A key role in the film is that of Jones’ father figure, Joseph. There is a kindness in his eyes that says more than 1000 words could. And when you see the chemistry between he and Elgort, one can’t help but feel a love for both of them. I have not seen Jones enough in film, but lets hope this ushers in a wave of appearances.

Lily James has all of the makings of a star and this performance hits every note that is needed for the young, life affirming love interest. She has the face, form, heart and accent of which dreams are made. One look at her smile and we perfectly understand Baby’s motivations.

For Ansel Elgort, this is the kind of performance of which careers are made. His command of every scene, even when he’s not the dominant force, is astounding. We always know where he is and how he feels. We don’t necessarily know what his plans. His presence has not been felt this profoundly on celluloid to this point. He is so subtle and earnest, one can’t help but want to know Baby more.

Edgar Wright is as frustrating as he is talented. Shaun of the Dead is one of the best films I have ever seen, and despite all the good will in the world, the other 2/3 of the Cornetto trilogy just didn’t live up to the standard he set. Scott Pilgrim is remarkable, if a little flawed.  Ant-Man is fantastic, but where he ends and his replacement Peyton Reed begins is a question.

The work he does here shows his skill is increasing and it feels like its time for him to take on more substantial work. So far, it looks like he is his best provider.

What is amazing is in a film with 2 good and 1 great car chase scene, the best choreographed scene occurs on foot. It is here that the direction and remarkable soundtrack are at their peak. It’s all magic.

The film only lets down in the last few scenes with the antagonists. One shot of Halloween masks early in the film provides for a laugh, but later on the irony is thick when the bad guy just won’t die. It’s silly enough to take you out of the moment. But it certainly isn’t enough to take away from the thrill of the other 90% of the movie.

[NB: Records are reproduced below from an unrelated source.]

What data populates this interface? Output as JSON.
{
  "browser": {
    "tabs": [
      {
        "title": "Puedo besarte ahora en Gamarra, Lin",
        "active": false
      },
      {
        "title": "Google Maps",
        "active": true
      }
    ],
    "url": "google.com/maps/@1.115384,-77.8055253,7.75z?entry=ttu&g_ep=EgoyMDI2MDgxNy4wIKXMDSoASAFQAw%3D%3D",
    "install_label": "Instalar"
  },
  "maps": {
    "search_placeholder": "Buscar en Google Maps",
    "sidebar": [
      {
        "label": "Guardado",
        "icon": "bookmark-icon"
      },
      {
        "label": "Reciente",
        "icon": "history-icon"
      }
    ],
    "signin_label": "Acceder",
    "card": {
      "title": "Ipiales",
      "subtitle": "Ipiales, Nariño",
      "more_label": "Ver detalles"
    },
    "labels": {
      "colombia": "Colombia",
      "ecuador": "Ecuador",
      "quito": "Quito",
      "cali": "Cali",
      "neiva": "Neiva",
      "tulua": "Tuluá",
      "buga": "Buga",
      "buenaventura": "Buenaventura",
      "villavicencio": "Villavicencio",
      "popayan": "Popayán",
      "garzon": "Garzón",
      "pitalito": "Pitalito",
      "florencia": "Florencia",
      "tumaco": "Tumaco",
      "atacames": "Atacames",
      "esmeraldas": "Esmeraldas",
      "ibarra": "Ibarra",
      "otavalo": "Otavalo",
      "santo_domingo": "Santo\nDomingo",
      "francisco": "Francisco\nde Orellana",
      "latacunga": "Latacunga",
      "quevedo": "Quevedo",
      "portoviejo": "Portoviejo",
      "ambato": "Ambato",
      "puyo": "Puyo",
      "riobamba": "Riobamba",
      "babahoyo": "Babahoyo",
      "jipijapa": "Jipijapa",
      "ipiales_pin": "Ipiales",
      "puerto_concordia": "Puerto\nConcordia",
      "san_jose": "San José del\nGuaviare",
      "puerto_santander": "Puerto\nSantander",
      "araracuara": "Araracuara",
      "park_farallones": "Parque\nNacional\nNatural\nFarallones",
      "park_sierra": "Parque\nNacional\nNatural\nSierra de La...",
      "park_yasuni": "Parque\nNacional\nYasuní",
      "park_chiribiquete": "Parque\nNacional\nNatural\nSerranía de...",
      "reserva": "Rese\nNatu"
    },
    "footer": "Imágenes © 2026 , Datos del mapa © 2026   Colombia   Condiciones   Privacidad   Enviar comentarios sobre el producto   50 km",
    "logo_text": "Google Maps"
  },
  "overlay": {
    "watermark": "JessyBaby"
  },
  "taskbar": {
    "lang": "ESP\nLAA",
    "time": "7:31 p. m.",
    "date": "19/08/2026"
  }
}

See this if you want to add to your list of great cinematic memories.

(****1/2 out of *****)